The rise of crowdsourced navigation applications and connected vehicle applications provide new opportunities to relay road service safety information to the motoring public. NJDOT has initiated a Connected Vehicle: Road Service Safety Message pilot study that evaluates the effectiveness of using connected vehicle technology to alert the motoring public to the presence of safety service workers at an incident site. NJDOT is piloting the use of a Beacon Hazard Lights technology to alert drivers to the presence of workers when safety service vehicles turn on their hazard lights. The piloting of the technology has received the support of the NJ State Innovation Council (NJ STIC) and a STIC Incentive Funding grant of $39,600 awarded by FHWA.

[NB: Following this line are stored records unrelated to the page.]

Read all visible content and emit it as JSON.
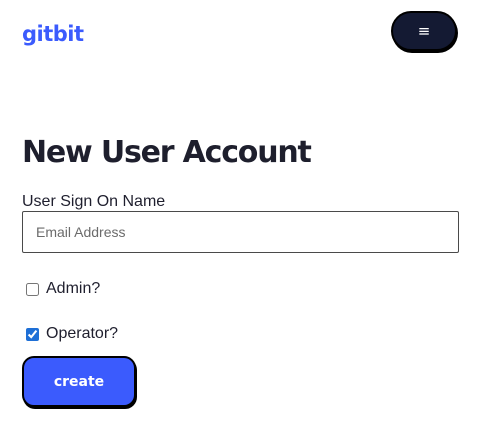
{
  "header": {
    "logo_text": "gitbit",
    "menu_icon": "hamburger-icon",
    "menu_glyph": "≡"
  },
  "main": {
    "title": "New User Account",
    "sign_on_label": "User Sign On Name",
    "email_input": {
      "value": "",
      "placeholder": "Email Address"
    },
    "admin_checkbox": {
      "label": "Admin?",
      "checked": false
    },
    "operator_checkbox": {
      "label": "Operator?",
      "checked": true
    },
    "create_button_label": "create"
  },
  "colors": {
    "brand": "#3b5bfd",
    "menu_button_bg": "#141a33",
    "text": "#1f1f2e"
  }
}
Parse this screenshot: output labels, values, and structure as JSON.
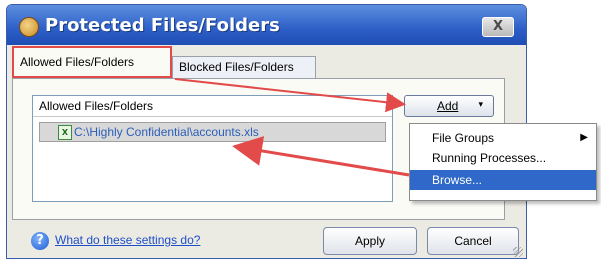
{
  "window": {
    "title": "Protected Files/Folders",
    "close_label": "X"
  },
  "tabs": [
    {
      "label": "Allowed Files/Folders",
      "active": true
    },
    {
      "label": "Blocked Files/Folders",
      "active": false
    }
  ],
  "list": {
    "header": "Allowed Files/Folders",
    "rows": [
      {
        "icon": "xls-file-icon",
        "path": "C:\\Highly Confidential\\accounts.xls"
      }
    ]
  },
  "add_button": {
    "label": "Add",
    "caret": "▾"
  },
  "menu": {
    "items": [
      {
        "label": "File Groups",
        "has_submenu": true
      },
      {
        "label": "Running Processes..."
      },
      {
        "label": "Browse...",
        "highlighted": true
      }
    ],
    "submenu_caret": "▶"
  },
  "footer": {
    "help_icon_text": "?",
    "help_link": "What do these settings do?",
    "apply_label": "Apply",
    "cancel_label": "Cancel"
  },
  "colors": {
    "titlebar": "#2d5fc8",
    "highlight": "#2f68c8",
    "annotation_red": "#e34a4a"
  }
}
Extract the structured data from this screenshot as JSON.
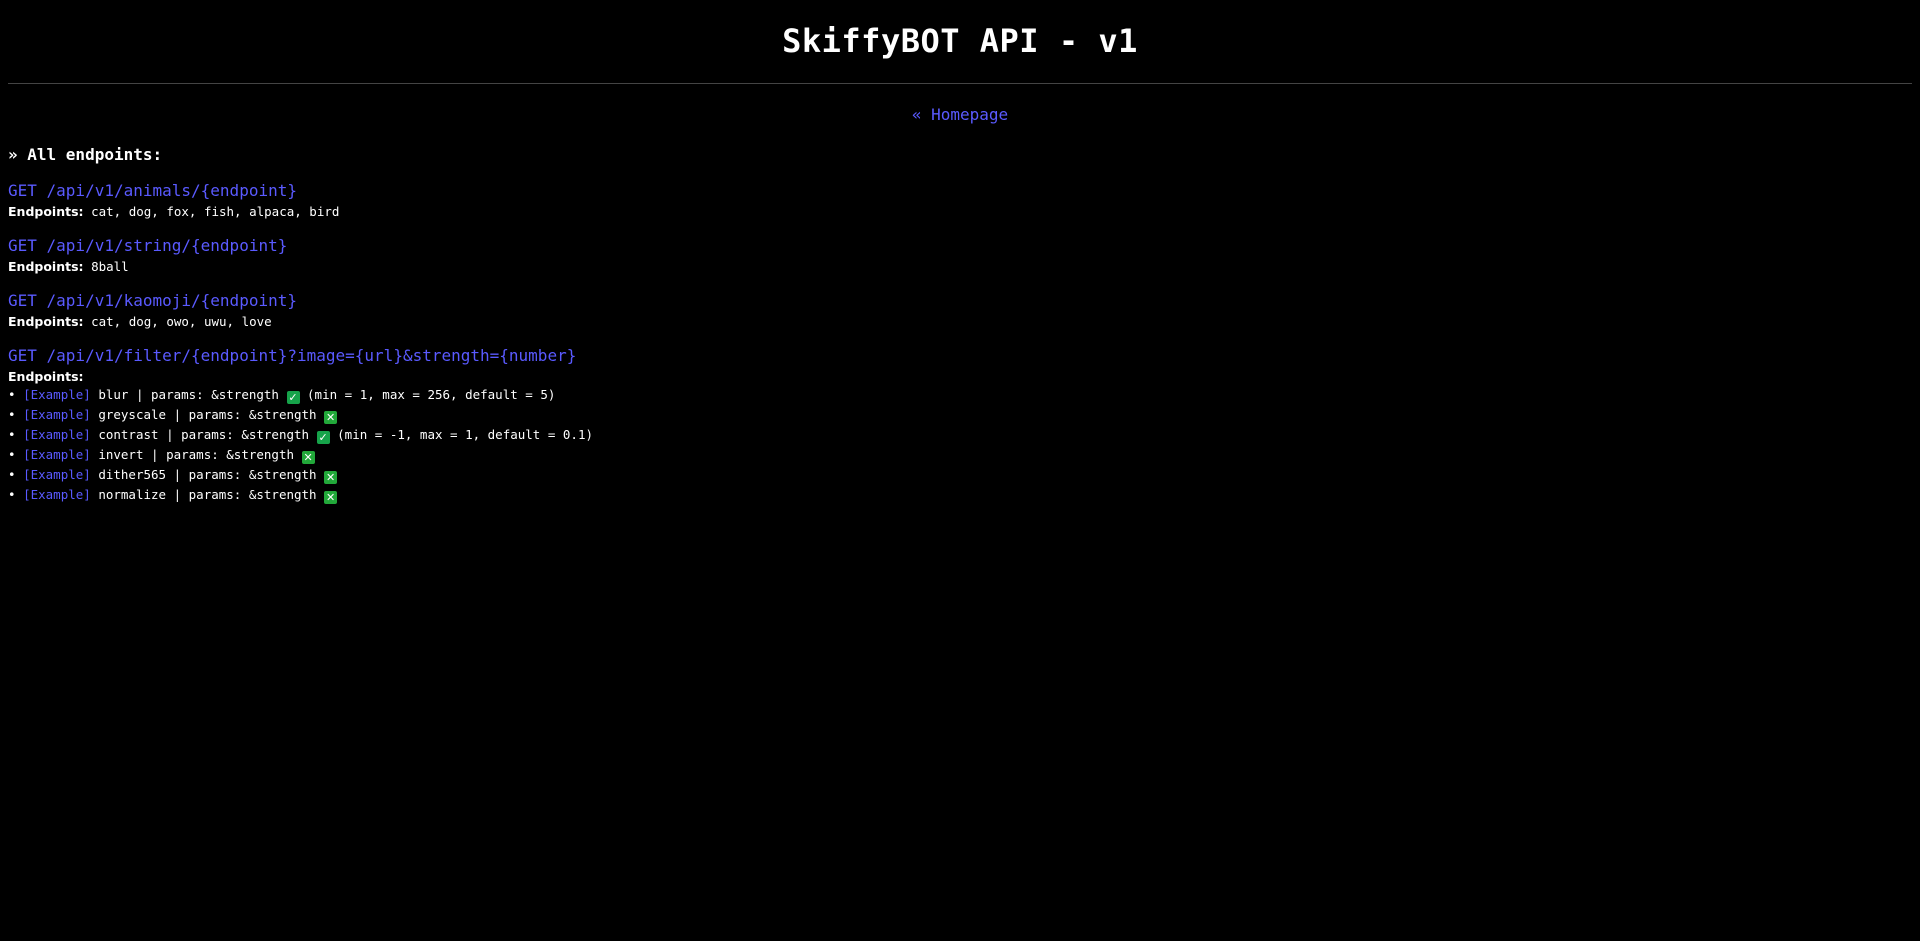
{
  "title": "SkiffyBOT API - v1",
  "nav": {
    "homepage_label": "« Homepage"
  },
  "section_title": "» All endpoints:",
  "endpoints_label": "Endpoints:",
  "groups": [
    {
      "route": "GET /api/v1/animals/{endpoint}",
      "endpoints": "cat, dog, fox, fish, alpaca, bird"
    },
    {
      "route": "GET /api/v1/string/{endpoint}",
      "endpoints": "8ball"
    },
    {
      "route": "GET /api/v1/kaomoji/{endpoint}",
      "endpoints": "cat, dog, owo, uwu, love"
    }
  ],
  "filter": {
    "route": "GET /api/v1/filter/{endpoint}?image={url}&strength={number}",
    "bullet": "•",
    "example_label": "[Example]",
    "items": [
      {
        "name": "blur",
        "params": "| params: &strength",
        "supported": "✓",
        "range": "(min = 1, max = 256, default = 5)"
      },
      {
        "name": "greyscale",
        "params": "| params: &strength",
        "supported": "✕",
        "range": ""
      },
      {
        "name": "contrast",
        "params": "| params: &strength",
        "supported": "✓",
        "range": "(min = -1, max = 1, default = 0.1)"
      },
      {
        "name": "invert",
        "params": "| params: &strength",
        "supported": "✕",
        "range": ""
      },
      {
        "name": "dither565",
        "params": "| params: &strength",
        "supported": "✕",
        "range": ""
      },
      {
        "name": "normalize",
        "params": "| params: &strength",
        "supported": "✕",
        "range": ""
      }
    ]
  },
  "colors": {
    "background": "#000000",
    "link": "#5a5aff",
    "badge": "#16a34a"
  }
}
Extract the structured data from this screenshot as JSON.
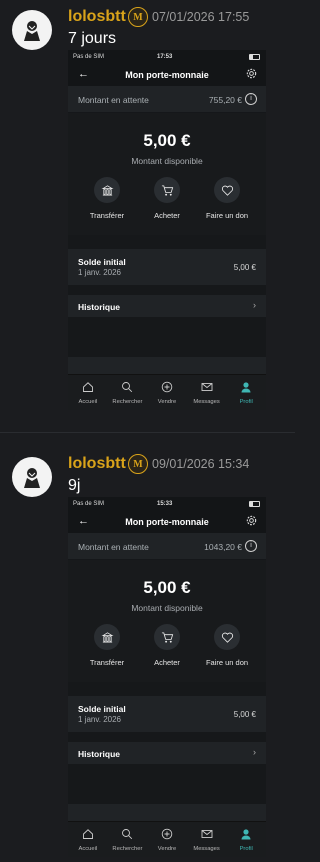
{
  "posts": [
    {
      "username": "lolosbtt",
      "badge": "M",
      "date": "07/01/2026 17:55",
      "caption": "7 jours",
      "phone": {
        "carrier": "Pas de SIM",
        "time": "17:53",
        "title": "Mon porte-monnaie",
        "pending_label": "Montant en attente",
        "pending_amount": "755,20 €",
        "balance": "5,00 €",
        "balance_label": "Montant disponible",
        "actions": [
          "Transférer",
          "Acheter",
          "Faire un don"
        ],
        "initial_title": "Solde initial",
        "initial_date": "1 janv. 2026",
        "initial_amount": "5,00 €",
        "history": "Historique",
        "tabs": [
          "Accueil",
          "Rechercher",
          "Vendre",
          "Messages",
          "Profil"
        ]
      }
    },
    {
      "username": "lolosbtt",
      "badge": "M",
      "date": "09/01/2026 15:34",
      "caption": "9j",
      "phone": {
        "carrier": "Pas de SIM",
        "time": "15:33",
        "title": "Mon porte-monnaie",
        "pending_label": "Montant en attente",
        "pending_amount": "1043,20 €",
        "balance": "5,00 €",
        "balance_label": "Montant disponible",
        "actions": [
          "Transférer",
          "Acheter",
          "Faire un don"
        ],
        "initial_title": "Solde initial",
        "initial_date": "1 janv. 2026",
        "initial_amount": "5,00 €",
        "history": "Historique",
        "tabs": [
          "Accueil",
          "Rechercher",
          "Vendre",
          "Messages",
          "Profil"
        ]
      }
    }
  ],
  "colors": {
    "username": "#d9a31a",
    "active_tab": "#3fb7b4",
    "background": "#1b1c1f"
  },
  "icons": [
    "bank-icon",
    "cart-icon",
    "heart-donate-icon",
    "home-icon",
    "search-icon",
    "plus-circle-icon",
    "mail-icon",
    "profile-icon",
    "gear-icon",
    "info-icon",
    "back-arrow-icon",
    "chevron-right-icon"
  ]
}
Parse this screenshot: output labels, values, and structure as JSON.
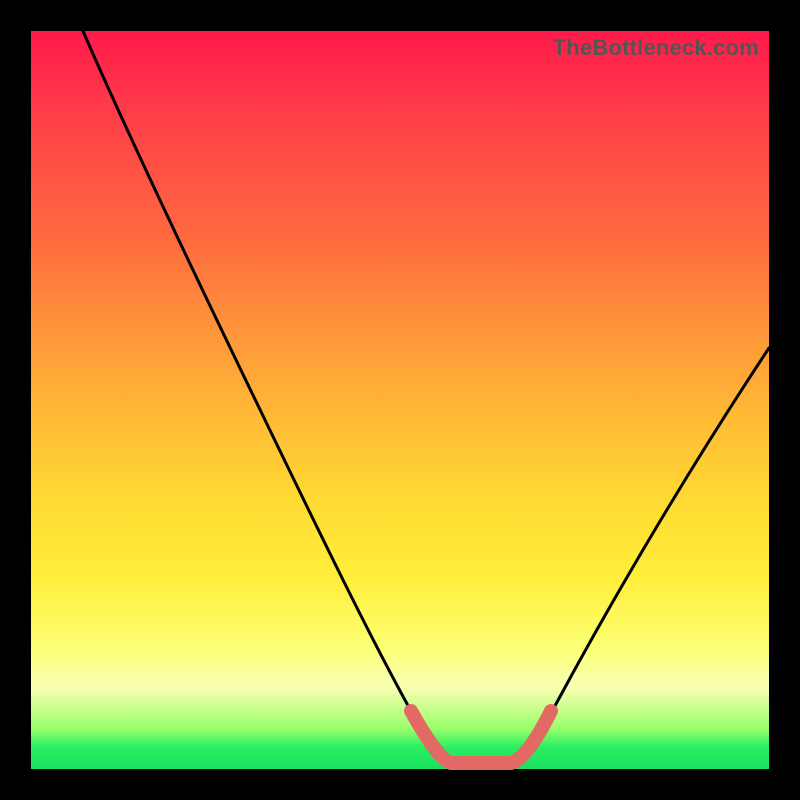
{
  "watermark": "TheBottleneck.com",
  "chart_data": {
    "type": "line",
    "title": "",
    "xlabel": "",
    "ylabel": "",
    "xlim": [
      0,
      100
    ],
    "ylim": [
      0,
      100
    ],
    "series": [
      {
        "name": "black-curve",
        "color": "#000000",
        "points": [
          {
            "x": 7,
            "y": 100
          },
          {
            "x": 12,
            "y": 88
          },
          {
            "x": 20,
            "y": 71
          },
          {
            "x": 30,
            "y": 50
          },
          {
            "x": 40,
            "y": 30
          },
          {
            "x": 48,
            "y": 12
          },
          {
            "x": 52,
            "y": 4
          },
          {
            "x": 55,
            "y": 1
          },
          {
            "x": 60,
            "y": 0
          },
          {
            "x": 65,
            "y": 1
          },
          {
            "x": 68,
            "y": 4
          },
          {
            "x": 74,
            "y": 13
          },
          {
            "x": 82,
            "y": 27
          },
          {
            "x": 90,
            "y": 41
          },
          {
            "x": 100,
            "y": 57
          }
        ]
      },
      {
        "name": "red-valley-overlay",
        "color": "#e36a64",
        "points": [
          {
            "x": 52,
            "y": 4
          },
          {
            "x": 55,
            "y": 1
          },
          {
            "x": 60,
            "y": 0
          },
          {
            "x": 65,
            "y": 1
          },
          {
            "x": 68,
            "y": 4
          }
        ]
      }
    ],
    "annotations": []
  }
}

The primary objective behind the initiative is to inform the public of the presence of Safety Service Patrol (SSP) personnel thru various services and applications that share real-time traffic and roadway information once they have responded to an incident or to help a motorist. A short demonstration video of how a technology-equipped NJDOT safety service vehicle interfaces with crowdsourcing platforms in the field can be accessed here.
Periodic interim reports for the pilot study are being prepared to evaluate the technology’s application during the STIC grant period. Previously, NJDOT and New Jersey Institute of Technology (NJIT) personnel conducted a field evaluation of the technology following the device-equipped SSP vehicle then subsequently maintained a data log of the device’s activity in the field and through mobile and web-based interfaces. In continuation of this effort, the NJIT team proceeded with a similar analysis by studying the correlation between the data recorded via the device log and the crowdsourced navigation applications web-based interface. In addition, the radio logs maintained by the Safety Service Patrol were used to further support this evaluation effort.